**Work instruction:** All that is needed is a count of the lines in this data that contain the word "icon".

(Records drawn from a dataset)

------------------------------------------------------------

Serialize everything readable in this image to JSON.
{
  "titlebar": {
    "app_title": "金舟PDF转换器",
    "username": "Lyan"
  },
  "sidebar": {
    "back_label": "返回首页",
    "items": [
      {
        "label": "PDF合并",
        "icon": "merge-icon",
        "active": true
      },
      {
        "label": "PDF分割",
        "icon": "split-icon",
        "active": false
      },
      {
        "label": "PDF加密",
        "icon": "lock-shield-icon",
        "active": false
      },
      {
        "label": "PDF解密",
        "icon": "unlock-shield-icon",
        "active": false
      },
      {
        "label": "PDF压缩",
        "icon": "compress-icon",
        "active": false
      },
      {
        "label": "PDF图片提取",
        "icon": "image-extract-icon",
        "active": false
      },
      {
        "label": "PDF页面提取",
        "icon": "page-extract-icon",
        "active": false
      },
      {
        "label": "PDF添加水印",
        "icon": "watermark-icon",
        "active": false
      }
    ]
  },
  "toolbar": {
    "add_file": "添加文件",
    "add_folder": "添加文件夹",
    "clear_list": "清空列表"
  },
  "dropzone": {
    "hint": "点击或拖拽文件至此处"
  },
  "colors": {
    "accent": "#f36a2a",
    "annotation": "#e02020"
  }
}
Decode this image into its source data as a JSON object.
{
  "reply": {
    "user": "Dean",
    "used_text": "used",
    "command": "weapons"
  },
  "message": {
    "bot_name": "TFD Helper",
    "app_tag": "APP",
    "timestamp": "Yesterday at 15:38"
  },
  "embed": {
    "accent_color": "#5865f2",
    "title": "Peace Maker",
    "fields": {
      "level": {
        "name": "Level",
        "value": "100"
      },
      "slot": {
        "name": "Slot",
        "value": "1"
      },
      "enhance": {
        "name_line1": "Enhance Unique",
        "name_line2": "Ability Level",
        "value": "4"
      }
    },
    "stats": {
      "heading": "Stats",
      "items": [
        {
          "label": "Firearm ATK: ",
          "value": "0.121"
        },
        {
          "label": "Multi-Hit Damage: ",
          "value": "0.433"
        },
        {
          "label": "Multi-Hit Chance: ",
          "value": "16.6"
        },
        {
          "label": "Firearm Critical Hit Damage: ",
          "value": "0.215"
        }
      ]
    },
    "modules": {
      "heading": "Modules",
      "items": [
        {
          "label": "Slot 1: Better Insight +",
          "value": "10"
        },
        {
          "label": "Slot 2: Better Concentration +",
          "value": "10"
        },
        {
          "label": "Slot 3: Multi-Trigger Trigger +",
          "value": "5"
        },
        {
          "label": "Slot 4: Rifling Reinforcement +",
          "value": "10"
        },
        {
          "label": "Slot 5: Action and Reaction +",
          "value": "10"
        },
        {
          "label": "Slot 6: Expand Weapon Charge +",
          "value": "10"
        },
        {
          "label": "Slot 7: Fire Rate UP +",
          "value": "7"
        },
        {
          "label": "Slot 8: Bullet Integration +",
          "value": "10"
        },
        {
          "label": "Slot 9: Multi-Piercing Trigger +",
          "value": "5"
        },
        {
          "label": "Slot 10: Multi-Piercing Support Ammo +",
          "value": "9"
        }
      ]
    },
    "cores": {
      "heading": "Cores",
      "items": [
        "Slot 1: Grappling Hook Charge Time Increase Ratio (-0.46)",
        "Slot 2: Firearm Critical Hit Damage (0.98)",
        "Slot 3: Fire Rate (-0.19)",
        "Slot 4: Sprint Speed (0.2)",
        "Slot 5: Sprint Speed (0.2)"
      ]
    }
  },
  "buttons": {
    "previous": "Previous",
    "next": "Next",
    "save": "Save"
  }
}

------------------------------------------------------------

**Answer to this problem:** 8